With this superlative 1999 recording by violinist Isabelle van Keulen with the Swedish Radio Symphony Orchestra under Thomas Dausgaard, the Swedish modernist Allan Pettersson's late Second Violin Concerto receives its first digital recording. The only previous recording on Capriccio from 1980 had been performed by the forces that gave the work its premiere early that year, violinist Ida Haendel with the Swedish Radio Symphony under Herbert Blomstedt, and it stood inviolate for almost 20 years until the arrival of this disc.
It always seems to create a certain amount of confusion when a multi-talented artist like Tony Furtado grows in a new direction. Once upon a time, he recorded instrumental banjo music for labels like Rounder, adventurous acoustic music for fans of David Grisman, Tony Rice, and Béla Fleck. A few years later, however, finds Furtado – artistically speaking – all over the map. Now, he also plays guitar (acoustic and electric), sings, writes, and performs in multiple styles. On 2005's Bare Bones, Furtado takes a step back from the eclectic hodgepodge of These Chains for a low-key concert album. True to the title, he backs his own vocals with acoustic and electric guitar and banjo over 11 tracks, producing a quiet and intimate album that reminds one a bit of Leo Kottke's later material.

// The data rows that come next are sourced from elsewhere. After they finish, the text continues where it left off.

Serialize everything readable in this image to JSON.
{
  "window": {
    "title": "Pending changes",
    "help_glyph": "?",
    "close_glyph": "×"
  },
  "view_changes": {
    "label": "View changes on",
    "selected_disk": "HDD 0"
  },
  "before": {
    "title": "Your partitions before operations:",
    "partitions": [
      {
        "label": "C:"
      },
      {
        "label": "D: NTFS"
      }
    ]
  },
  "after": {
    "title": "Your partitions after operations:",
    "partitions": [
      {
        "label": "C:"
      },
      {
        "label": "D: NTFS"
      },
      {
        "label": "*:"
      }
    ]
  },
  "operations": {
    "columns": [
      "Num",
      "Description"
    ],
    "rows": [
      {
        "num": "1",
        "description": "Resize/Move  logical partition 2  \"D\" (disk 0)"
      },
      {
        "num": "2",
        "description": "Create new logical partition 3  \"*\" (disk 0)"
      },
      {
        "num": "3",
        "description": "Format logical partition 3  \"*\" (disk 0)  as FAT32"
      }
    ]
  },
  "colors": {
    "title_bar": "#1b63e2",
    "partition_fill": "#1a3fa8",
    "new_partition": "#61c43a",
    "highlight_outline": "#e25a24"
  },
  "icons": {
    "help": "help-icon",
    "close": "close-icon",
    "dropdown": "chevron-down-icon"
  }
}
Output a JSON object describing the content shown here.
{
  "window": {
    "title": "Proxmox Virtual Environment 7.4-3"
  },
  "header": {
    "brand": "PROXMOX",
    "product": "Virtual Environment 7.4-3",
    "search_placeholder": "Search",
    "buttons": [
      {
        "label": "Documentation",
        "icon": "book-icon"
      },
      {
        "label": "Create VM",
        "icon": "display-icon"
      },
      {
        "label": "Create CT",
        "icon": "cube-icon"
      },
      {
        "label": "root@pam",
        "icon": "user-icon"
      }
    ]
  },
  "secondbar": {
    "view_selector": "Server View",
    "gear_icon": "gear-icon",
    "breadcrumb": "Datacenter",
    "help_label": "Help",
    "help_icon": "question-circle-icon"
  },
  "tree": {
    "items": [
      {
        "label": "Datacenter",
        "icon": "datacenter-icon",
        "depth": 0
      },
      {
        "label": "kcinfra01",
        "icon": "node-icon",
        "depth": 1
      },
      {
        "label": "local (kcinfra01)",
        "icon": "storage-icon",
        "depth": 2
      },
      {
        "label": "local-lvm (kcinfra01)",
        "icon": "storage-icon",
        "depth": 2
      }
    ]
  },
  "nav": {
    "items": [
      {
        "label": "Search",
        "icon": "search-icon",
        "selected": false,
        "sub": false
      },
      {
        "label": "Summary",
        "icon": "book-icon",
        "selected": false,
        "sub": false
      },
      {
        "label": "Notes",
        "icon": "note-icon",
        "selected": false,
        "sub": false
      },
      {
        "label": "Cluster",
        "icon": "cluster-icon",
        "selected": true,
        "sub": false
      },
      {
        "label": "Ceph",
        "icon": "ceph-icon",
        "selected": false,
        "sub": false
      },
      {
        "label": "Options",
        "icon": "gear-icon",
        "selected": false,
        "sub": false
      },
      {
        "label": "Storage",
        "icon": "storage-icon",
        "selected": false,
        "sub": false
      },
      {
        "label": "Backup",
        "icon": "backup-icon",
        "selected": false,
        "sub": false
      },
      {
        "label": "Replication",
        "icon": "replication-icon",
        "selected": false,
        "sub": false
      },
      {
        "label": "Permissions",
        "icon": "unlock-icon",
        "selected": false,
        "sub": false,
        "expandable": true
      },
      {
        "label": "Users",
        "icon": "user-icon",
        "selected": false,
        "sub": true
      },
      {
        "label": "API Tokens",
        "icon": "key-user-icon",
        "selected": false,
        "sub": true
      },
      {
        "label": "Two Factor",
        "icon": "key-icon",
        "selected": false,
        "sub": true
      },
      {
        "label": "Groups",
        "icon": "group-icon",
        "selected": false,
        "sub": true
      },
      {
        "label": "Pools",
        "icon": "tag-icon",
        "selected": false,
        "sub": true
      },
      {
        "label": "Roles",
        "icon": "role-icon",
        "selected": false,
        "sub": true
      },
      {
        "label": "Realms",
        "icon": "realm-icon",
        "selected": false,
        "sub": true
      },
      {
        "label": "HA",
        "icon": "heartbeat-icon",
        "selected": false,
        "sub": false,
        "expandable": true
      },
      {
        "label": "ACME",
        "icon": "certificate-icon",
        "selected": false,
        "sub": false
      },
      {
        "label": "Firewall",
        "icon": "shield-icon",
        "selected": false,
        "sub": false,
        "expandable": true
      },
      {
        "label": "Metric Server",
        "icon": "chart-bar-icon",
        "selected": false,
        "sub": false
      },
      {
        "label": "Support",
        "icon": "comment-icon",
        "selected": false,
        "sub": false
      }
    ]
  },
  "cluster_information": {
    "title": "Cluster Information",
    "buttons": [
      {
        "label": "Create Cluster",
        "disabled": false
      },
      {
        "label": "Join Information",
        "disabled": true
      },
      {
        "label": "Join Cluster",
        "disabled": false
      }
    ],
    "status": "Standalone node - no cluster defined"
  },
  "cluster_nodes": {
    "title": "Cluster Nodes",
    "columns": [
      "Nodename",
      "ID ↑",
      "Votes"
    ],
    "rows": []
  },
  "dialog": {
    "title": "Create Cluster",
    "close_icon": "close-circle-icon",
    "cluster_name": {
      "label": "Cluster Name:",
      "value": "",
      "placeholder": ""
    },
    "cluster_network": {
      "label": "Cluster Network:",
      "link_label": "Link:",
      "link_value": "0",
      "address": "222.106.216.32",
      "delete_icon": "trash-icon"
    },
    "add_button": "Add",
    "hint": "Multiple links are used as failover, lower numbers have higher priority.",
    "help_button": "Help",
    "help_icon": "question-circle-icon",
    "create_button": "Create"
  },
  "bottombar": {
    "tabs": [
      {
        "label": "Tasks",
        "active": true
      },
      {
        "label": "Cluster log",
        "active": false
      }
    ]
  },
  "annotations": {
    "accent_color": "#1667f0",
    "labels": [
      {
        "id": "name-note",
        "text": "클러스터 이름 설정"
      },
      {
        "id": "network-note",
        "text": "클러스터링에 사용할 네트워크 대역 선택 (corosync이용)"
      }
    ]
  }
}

Unlike Rameau's other operatic output, 'Le Temple de la Gloire' has been incomprehensibly neglected on disc and on the stage until very recently. There have been a few recordings of the dances from the opera, arranged into suites, but this is the first recording of the complete work. The libretto by Voltaire involves mainly allegorical, symbolic and mythical characters, but its intention is serious – namely to demonstrate his philosophy advocating tolerance, freedom, the welfare and contentment of the people. Of course these are concepts which few of us would argue with today, but it was a different matter under the absolutism of the 18th century.